I have always believed that we shouldn’t put God in a box, whether it is 2000 years-old, or that dictated by the world of today. But if we don’t, how do we begin to “know” God? After all, without knowledge, there is no authenticity to a relationship; no hope for a real communion. Today’s reading from Isaiah illustrates this paradox of faith -- the state of grappling with the desire to know God and yet the fear of it; oscillating between the assurance that we do know something about God’s nature, and the realization of how risky it is to make any such assumptions.

Upon receiving his own vision of God, Isaiah exclaims: "Woe is me! I am lost, for I am a man of unclean lips… yet my eyes have seen the LORD!”, indicating his overwhelming sense of unworthiness when confronted with the fullness of God’s holiness. Yet, when God asked, "Whom shall I send?" to deliver the message to the people, Isaiah answered, "Send me!". What was it that emboldened Isaiah to give such a response? That burning coal that the seraph had touched to his lips? Probably, quite a few things: the mystical awareness of God’s presence, the hope of pardon, the gift of purpose. The message that burned his lips and demanded to be told was, “The people that walked in darkness have seen a great light; they that dwell in the shadow of death, upon them hath the light shined.”

Above this text, you find two famous portraits of Isaiah from the early 1500s, which show the birth of his prophetic vision, by Michelangelo (the Sistine chapel ceiling) and Raphael (Church of Saint Agostino). Note how Rapael almost copies Michelangelo’s composition, yet with the addition of a small detail, he presents us with a radically independent vision. Both figures are seated in contrapposto as though heeding a call, and holding their writings to the putti. But Michelangelo’s Isaiah is gazing inward and tense, while Raphael’s is dynamic and engaging. Most importantly, where Michelangelo shows the book as nearly closed (the prophet’s finger marking the place known only to him), Raphael shows the text and even includes the word “open”.

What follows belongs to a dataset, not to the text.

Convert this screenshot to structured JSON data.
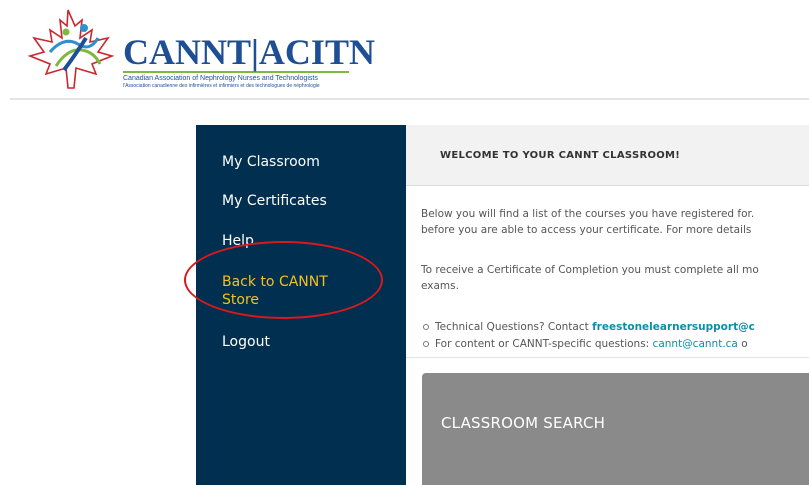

The gospel is open and available; not only to Isaiah's, or his people, or the angels, but to all viewers who have been looking at him for these 5 centuries. As we worship here today, let us accept our own invitation to be more like Raphael’s Isaih. To come to know God, and openly carry his message to the world. Let us join with the angels in the singing of the Sanctus, and really mean it -- reverently, yet without fear. Let’s give thanks that even though we might never fully comprehend the extent of God’s holiness, we are allowed, and in fact, mandated to participate in it. In doing so, may each of us be reassured of God’s forgiveness, and renewed in faith and vocation, if only for today. Amen.